Write out each record exactly as given, but do not include the pictures.
--
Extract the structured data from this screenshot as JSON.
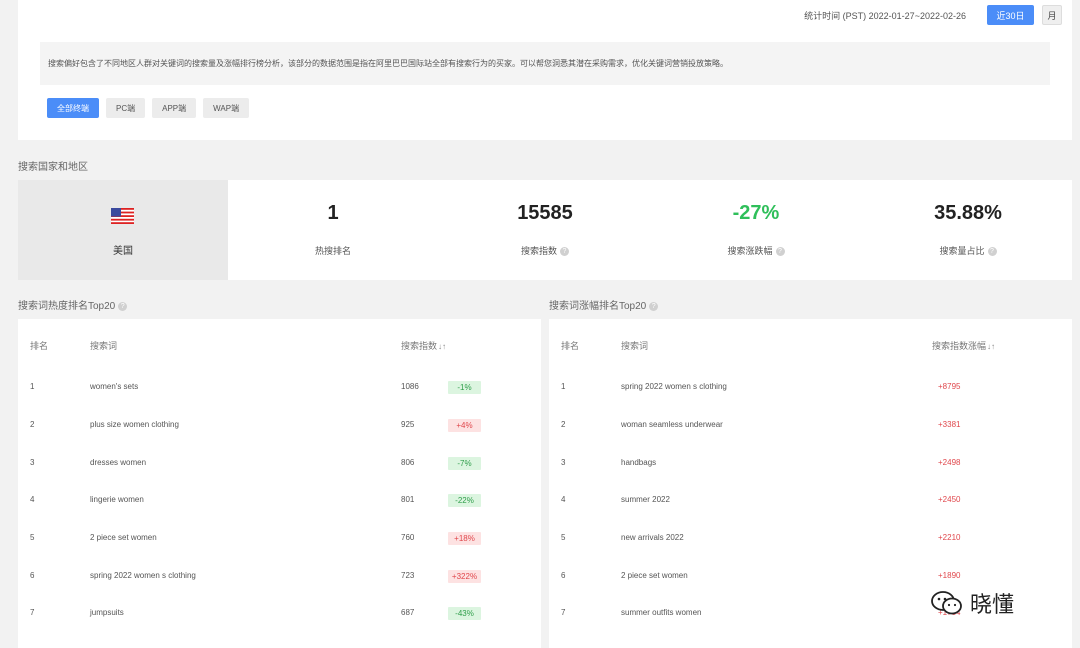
{
  "header": {
    "stat_time": "统计时间 (PST) 2022-01-27~2022-02-26",
    "btn_30days": "近30日",
    "btn_month": "月",
    "description": "搜索偏好包含了不同地区人群对关键词的搜索量及涨幅排行榜分析，该部分的数据范围是指在阿里巴巴国际站全部有搜索行为的买家。可以帮您洞悉其潜在采购需求，优化关键词营销投放策略。",
    "terminal_tabs": [
      "全部终端",
      "PC端",
      "APP端",
      "WAP端"
    ]
  },
  "country_section": {
    "label": "搜索国家和地区",
    "country": "美国",
    "metrics": [
      {
        "value": "1",
        "label": "热搜排名",
        "has_help": false
      },
      {
        "value": "15585",
        "label": "搜索指数",
        "has_help": true
      },
      {
        "value": "-27%",
        "label": "搜索涨跌幅",
        "has_help": true
      },
      {
        "value": "35.88%",
        "label": "搜索量占比",
        "has_help": true
      }
    ]
  },
  "hot_table": {
    "title": "搜索词热度排名Top20",
    "col_rank": "排名",
    "col_keyword": "搜索词",
    "col_index": "搜索指数",
    "rows": [
      {
        "rank": "1",
        "keyword": "women's sets",
        "index": "1086",
        "change": "-1%",
        "dir": "down"
      },
      {
        "rank": "2",
        "keyword": "plus size women clothing",
        "index": "925",
        "change": "+4%",
        "dir": "up"
      },
      {
        "rank": "3",
        "keyword": "dresses women",
        "index": "806",
        "change": "-7%",
        "dir": "down"
      },
      {
        "rank": "4",
        "keyword": "lingerie women",
        "index": "801",
        "change": "-22%",
        "dir": "down"
      },
      {
        "rank": "5",
        "keyword": "2 piece set women",
        "index": "760",
        "change": "+18%",
        "dir": "up"
      },
      {
        "rank": "6",
        "keyword": "spring 2022 women s clothing",
        "index": "723",
        "change": "+322%",
        "dir": "up"
      },
      {
        "rank": "7",
        "keyword": "jumpsuits",
        "index": "687",
        "change": "-43%",
        "dir": "down"
      }
    ]
  },
  "growth_table": {
    "title": "搜索词涨幅排名Top20",
    "col_rank": "排名",
    "col_keyword": "搜索词",
    "col_growth": "搜索指数涨幅",
    "rows": [
      {
        "rank": "1",
        "keyword": "spring 2022 women s clothing",
        "growth": "+8795"
      },
      {
        "rank": "2",
        "keyword": "woman seamless underwear",
        "growth": "+3381"
      },
      {
        "rank": "3",
        "keyword": "handbags",
        "growth": "+2498"
      },
      {
        "rank": "4",
        "keyword": "summer 2022",
        "growth": "+2450"
      },
      {
        "rank": "5",
        "keyword": "new arrivals 2022",
        "growth": "+2210"
      },
      {
        "rank": "6",
        "keyword": "2 piece set women",
        "growth": "+1890"
      },
      {
        "rank": "7",
        "keyword": "summer outfits women",
        "growth": "+1734"
      }
    ]
  },
  "watermark": {
    "text": "晓懂"
  },
  "colors": {
    "primary": "#4b8df8",
    "green": "#2fbf5a",
    "red": "#e0474c"
  }
}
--
*Reply to the task*:
Extract the structured data from this screenshot as JSON.
{
  "header": {
    "stat_time": "统计时间 (PST) 2022-01-27~2022-02-26",
    "btn_30days": "近30日",
    "btn_month": "月",
    "description": "搜索偏好包含了不同地区人群对关键词的搜索量及涨幅排行榜分析，该部分的数据范围是指在阿里巴巴国际站全部有搜索行为的买家。可以帮您洞悉其潜在采购需求，优化关键词营销投放策略。",
    "terminal_tabs": [
      "全部终端",
      "PC端",
      "APP端",
      "WAP端"
    ]
  },
  "country_section": {
    "label": "搜索国家和地区",
    "country": "美国",
    "metrics": [
      {
        "value": "1",
        "label": "热搜排名",
        "has_help": false
      },
      {
        "value": "15585",
        "label": "搜索指数",
        "has_help": true
      },
      {
        "value": "-27%",
        "label": "搜索涨跌幅",
        "has_help": true
      },
      {
        "value": "35.88%",
        "label": "搜索量占比",
        "has_help": true
      }
    ]
  },
  "hot_table": {
    "title": "搜索词热度排名Top20",
    "col_rank": "排名",
    "col_keyword": "搜索词",
    "col_index": "搜索指数",
    "rows": [
      {
        "rank": "1",
        "keyword": "women's sets",
        "index": "1086",
        "change": "-1%",
        "dir": "down"
      },
      {
        "rank": "2",
        "keyword": "plus size women clothing",
        "index": "925",
        "change": "+4%",
        "dir": "up"
      },
      {
        "rank": "3",
        "keyword": "dresses women",
        "index": "806",
        "change": "-7%",
        "dir": "down"
      },
      {
        "rank": "4",
        "keyword": "lingerie women",
        "index": "801",
        "change": "-22%",
        "dir": "down"
      },
      {
        "rank": "5",
        "keyword": "2 piece set women",
        "index": "760",
        "change": "+18%",
        "dir": "up"
      },
      {
        "rank": "6",
        "keyword": "spring 2022 women s clothing",
        "index": "723",
        "change": "+322%",
        "dir": "up"
      },
      {
        "rank": "7",
        "keyword": "jumpsuits",
        "index": "687",
        "change": "-43%",
        "dir": "down"
      }
    ]
  },
  "growth_table": {
    "title": "搜索词涨幅排名Top20",
    "col_rank": "排名",
    "col_keyword": "搜索词",
    "col_growth": "搜索指数涨幅",
    "rows": [
      {
        "rank": "1",
        "keyword": "spring 2022 women s clothing",
        "growth": "+8795"
      },
      {
        "rank": "2",
        "keyword": "woman seamless underwear",
        "growth": "+3381"
      },
      {
        "rank": "3",
        "keyword": "handbags",
        "growth": "+2498"
      },
      {
        "rank": "4",
        "keyword": "summer 2022",
        "growth": "+2450"
      },
      {
        "rank": "5",
        "keyword": "new arrivals 2022",
        "growth": "+2210"
      },
      {
        "rank": "6",
        "keyword": "2 piece set women",
        "growth": "+1890"
      },
      {
        "rank": "7",
        "keyword": "summer outfits women",
        "growth": "+1734"
      }
    ]
  },
  "watermark": {
    "text": "晓懂"
  },
  "colors": {
    "primary": "#4b8df8",
    "green": "#2fbf5a",
    "red": "#e0474c"
  }
}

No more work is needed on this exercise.